Sigma Phi Epsilon is on probation through the spring of 2008 after being found responsible for charges stemming from a November tasering incident in Ferman Music Hall.
The incident involved six fraternity members, four current and two 2007 alumni. Security found the group inside a studio room with a taser.
An administrative board made up of five faculty and staff members determined that one of the individuals was likely tasered, according to Judicial Coordinator Mike Gilmer.
As it was determined that the two alumni, as visitors, brought the taser to campus, the organization was deemed to have violated the visitor’s policy, which holds individuals and organizations responsible for the conduct of their visitors.
“We have to take it seriously,” Gilmer said. “You have to be sure that all guests of the university will be productive and serve the university’s best interest.”
He explained that since the organization was deemed responsible for its visitors’ conduct, they were also found responsible for a personal abuse and weapons violation stemming from the tasering.
CLEAN RECORD INFLUENCES SANCTIONS
Casey Stevens, director of civic engagement at UT, explained that the fraternity’s clean record was taken into account when determining sanctions.
Stevens said the incident was viewed as “a poor mistake and some poor decision making of a couple of members,” adding that the chapter members failed to hold them accountable.
As a result, Sigma Phi Epsilon was placed on probation through the spring of 2008, which prevents them from applying for any awards.
Notably, they have won Fraternity of the Year two out of the last three years.

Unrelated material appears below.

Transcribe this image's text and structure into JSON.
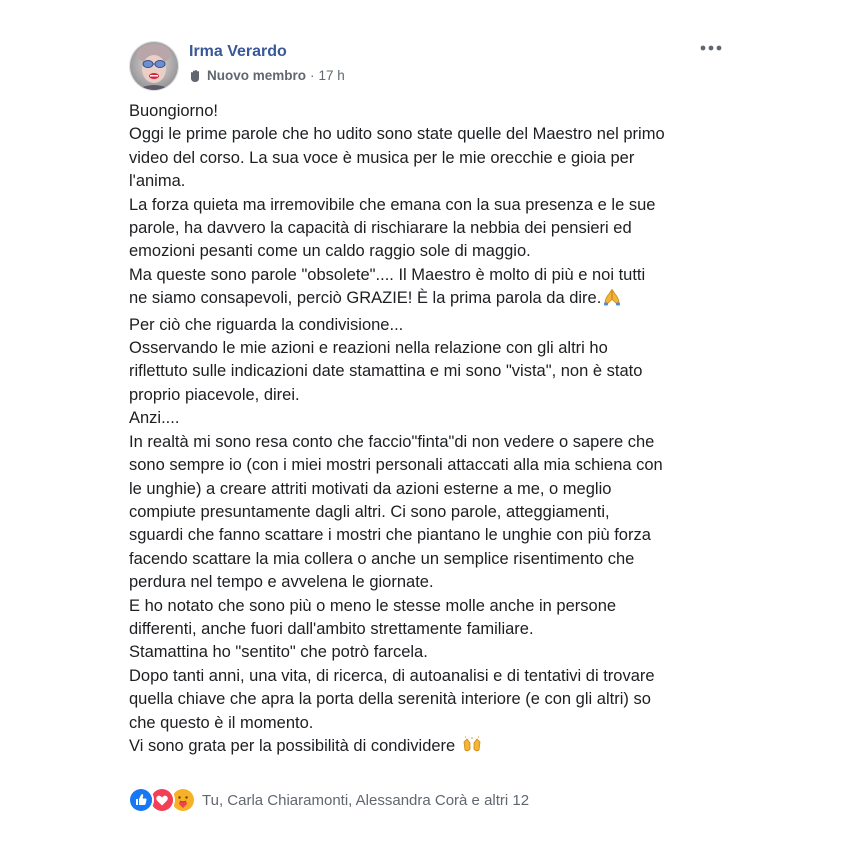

They are also expected to have all their members attend an educational program concerning safety issues on campus, which will be presented by Tampa police and UT security officers.
The brothers will then have to put on an educational seminar of their own for UT students, with attendance by at least 100 non-members, Gilmer said.
They are also to revise the standards of their internal judicial system and conduct a membership review over some of the active individuals involved in the incident; both of which are to be presented to the Student Activities Office by the end of March.
“We feel as though the sanctions handed down were expected and fair, considering our clean judicial record and exemplary service on campus and in the Tampa community,” said Sigma Phi Epsilon in a statement to The Minaret.
“We look forward to a new semester and actively working towards bettering the Greek community and university as a whole,” fraternity members wrote in the statement.
They added that they are yet to decide whether or not to appeal, depending on whether they gain new information.
According to Stevens, the incident was tried at the organizational-as opposed to the individual-level because the Student Activities Office holds that actions of fraternity members represent the fraternity with whatever they do, including possible policy violations.
The matter was viewed very seriously by all parties involved, said Gilmer, especially as there has been a nationwide increase in tasering incidents since University of Florida student Andrew Meyer was famously tasered at a John Kerry speech this fall.